= Beginning of Section =

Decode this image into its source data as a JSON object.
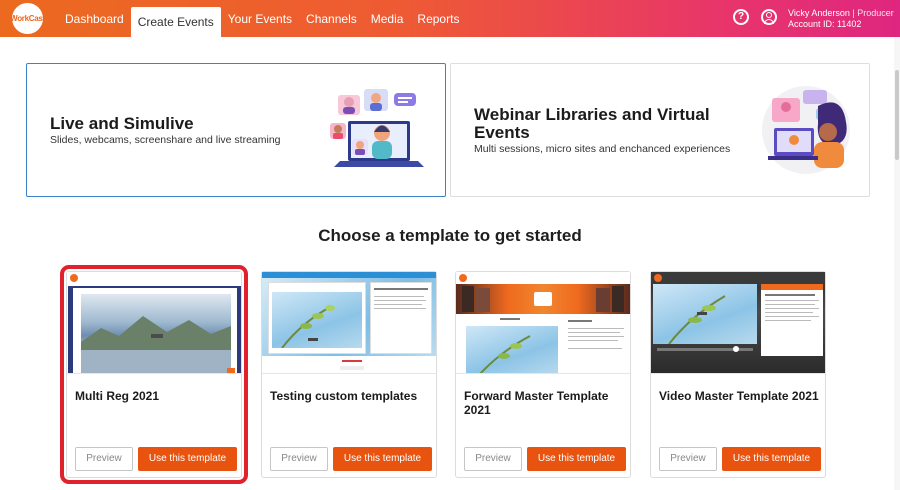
{
  "brand": {
    "logo_text": "WorkCast",
    "accent": "#e8530f",
    "selected_outline": "#e0222c"
  },
  "nav": {
    "items": [
      "Dashboard",
      "Create Events",
      "Your Events",
      "Channels",
      "Media",
      "Reports"
    ],
    "active": "Create Events"
  },
  "header": {
    "help_icon": "question-circle-icon",
    "user_icon": "user-circle-icon",
    "user_name": "Vicky Anderson",
    "user_role": "| Producer",
    "account_id": "Account ID: 11402"
  },
  "event_types": [
    {
      "title": "Live and Simulive",
      "description": "Slides, webcams, screenshare and live streaming",
      "selected": true
    },
    {
      "title": "Webinar Libraries and Virtual Events",
      "description": "Multi sessions, micro sites and enchanced experiences",
      "selected": false
    }
  ],
  "section_title": "Choose a template to get started",
  "templates": [
    {
      "name": "Multi Reg 2021",
      "preview": "Preview",
      "use": "Use this template",
      "selected": true
    },
    {
      "name": "Testing custom templates",
      "preview": "Preview",
      "use": "Use this template",
      "selected": false
    },
    {
      "name": "Forward Master Template 2021",
      "preview": "Preview",
      "use": "Use this template",
      "selected": false
    },
    {
      "name": "Video Master Template 2021",
      "preview": "Preview",
      "use": "Use this template",
      "selected": false
    }
  ]
}
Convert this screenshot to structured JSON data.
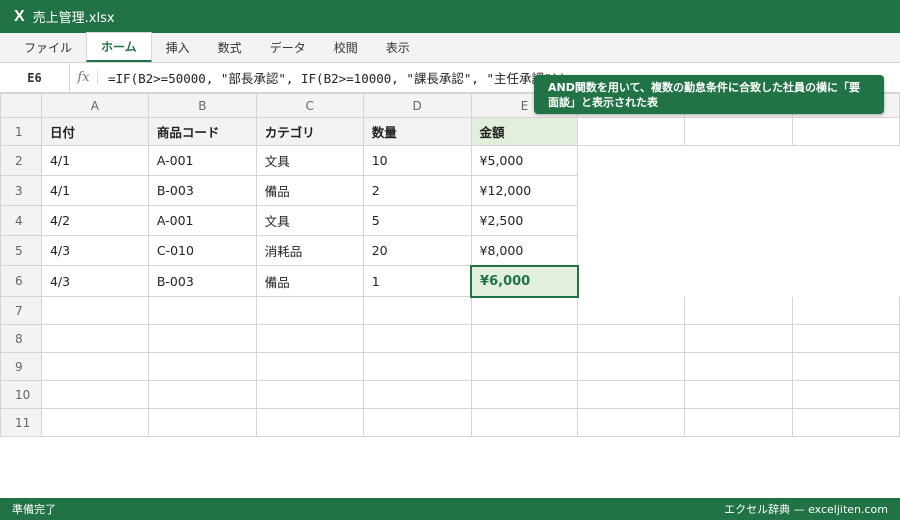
{
  "window": {
    "icon": "excel-x-icon",
    "title": "売上管理.xlsx"
  },
  "ribbon": {
    "tabs": [
      "ファイル",
      "ホーム",
      "挿入",
      "数式",
      "データ",
      "校閲",
      "表示"
    ],
    "active_tab": "ホーム"
  },
  "formula_bar": {
    "cell_ref": "E6",
    "fx_label": "fx",
    "formula": "=IF(B2>=50000, \"部長承認\", IF(B2>=10000, \"課長承認\", \"主任承認\"))"
  },
  "columns": [
    "A",
    "B",
    "C",
    "D",
    "E",
    "",
    "",
    ""
  ],
  "rows": [
    "1",
    "2",
    "3",
    "4",
    "5",
    "6",
    "7",
    "8",
    "9",
    "10",
    "11"
  ],
  "table": {
    "headers": [
      "日付",
      "商品コード",
      "カテゴリ",
      "数量",
      "金額"
    ],
    "data": [
      [
        "4/1",
        "A-001",
        "文具",
        "10",
        "¥5,000"
      ],
      [
        "4/1",
        "B-003",
        "備品",
        "2",
        "¥12,000"
      ],
      [
        "4/2",
        "A-001",
        "文具",
        "5",
        "¥2,500"
      ],
      [
        "4/3",
        "C-010",
        "消耗品",
        "20",
        "¥8,000"
      ],
      [
        "4/3",
        "B-003",
        "備品",
        "1",
        "¥6,000"
      ]
    ]
  },
  "callout": {
    "text": "AND関数を用いて、複数の勤怠条件に合致した社員の横に「要面談」と表示された表"
  },
  "status": {
    "left": "準備完了",
    "right": "エクセル辞典 — exceljiten.com"
  },
  "colors": {
    "accent": "#217346",
    "selected_fill": "#e2efda"
  }
}
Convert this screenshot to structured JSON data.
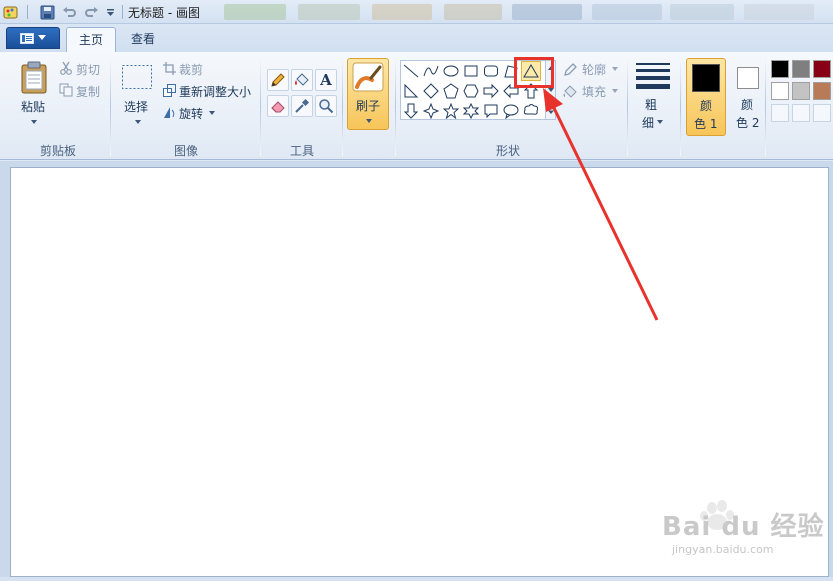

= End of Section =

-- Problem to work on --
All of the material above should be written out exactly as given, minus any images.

-- Problem solution --
Decode this image into its source data as a JSON object.
{
  "brand": {
    "logo_text": "WorkCast",
    "accent": "#e8530f",
    "selected_outline": "#e0222c"
  },
  "nav": {
    "items": [
      "Dashboard",
      "Create Events",
      "Your Events",
      "Channels",
      "Media",
      "Reports"
    ],
    "active": "Create Events"
  },
  "header": {
    "help_icon": "question-circle-icon",
    "user_icon": "user-circle-icon",
    "user_name": "Vicky Anderson",
    "user_role": "| Producer",
    "account_id": "Account ID: 11402"
  },
  "event_types": [
    {
      "title": "Live and Simulive",
      "description": "Slides, webcams, screenshare and live streaming",
      "selected": true
    },
    {
      "title": "Webinar Libraries and Virtual Events",
      "description": "Multi sessions, micro sites and enchanced experiences",
      "selected": false
    }
  ],
  "section_title": "Choose a template to get started",
  "templates": [
    {
      "name": "Multi Reg 2021",
      "preview": "Preview",
      "use": "Use this template",
      "selected": true
    },
    {
      "name": "Testing custom templates",
      "preview": "Preview",
      "use": "Use this template",
      "selected": false
    },
    {
      "name": "Forward Master Template 2021",
      "preview": "Preview",
      "use": "Use this template",
      "selected": false
    },
    {
      "name": "Video Master Template 2021",
      "preview": "Preview",
      "use": "Use this template",
      "selected": false
    }
  ]
}
Convert this screenshot to structured JSON data.
{
  "window": {
    "icon": "excel-x-icon",
    "title": "売上管理.xlsx"
  },
  "ribbon": {
    "tabs": [
      "ファイル",
      "ホーム",
      "挿入",
      "数式",
      "データ",
      "校閲",
      "表示"
    ],
    "active_tab": "ホーム"
  },
  "formula_bar": {
    "cell_ref": "E6",
    "fx_label": "fx",
    "formula": "=IF(B2>=50000, \"部長承認\", IF(B2>=10000, \"課長承認\", \"主任承認\"))"
  },
  "columns": [
    "A",
    "B",
    "C",
    "D",
    "E",
    "",
    "",
    ""
  ],
  "rows": [
    "1",
    "2",
    "3",
    "4",
    "5",
    "6",
    "7",
    "8",
    "9",
    "10",
    "11"
  ],
  "table": {
    "headers": [
      "日付",
      "商品コード",
      "カテゴリ",
      "数量",
      "金額"
    ],
    "data": [
      [
        "4/1",
        "A-001",
        "文具",
        "10",
        "¥5,000"
      ],
      [
        "4/1",
        "B-003",
        "備品",
        "2",
        "¥12,000"
      ],
      [
        "4/2",
        "A-001",
        "文具",
        "5",
        "¥2,500"
      ],
      [
        "4/3",
        "C-010",
        "消耗品",
        "20",
        "¥8,000"
      ],
      [
        "4/3",
        "B-003",
        "備品",
        "1",
        "¥6,000"
      ]
    ]
  },
  "callout": {
    "text": "AND関数を用いて、複数の勤怠条件に合致した社員の横に「要面談」と表示された表"
  },
  "status": {
    "left": "準備完了",
    "right": "エクセル辞典 — exceljiten.com"
  },
  "colors": {
    "accent": "#217346",
    "selected_fill": "#e2efda"
  }
}
Convert this screenshot to structured JSON data.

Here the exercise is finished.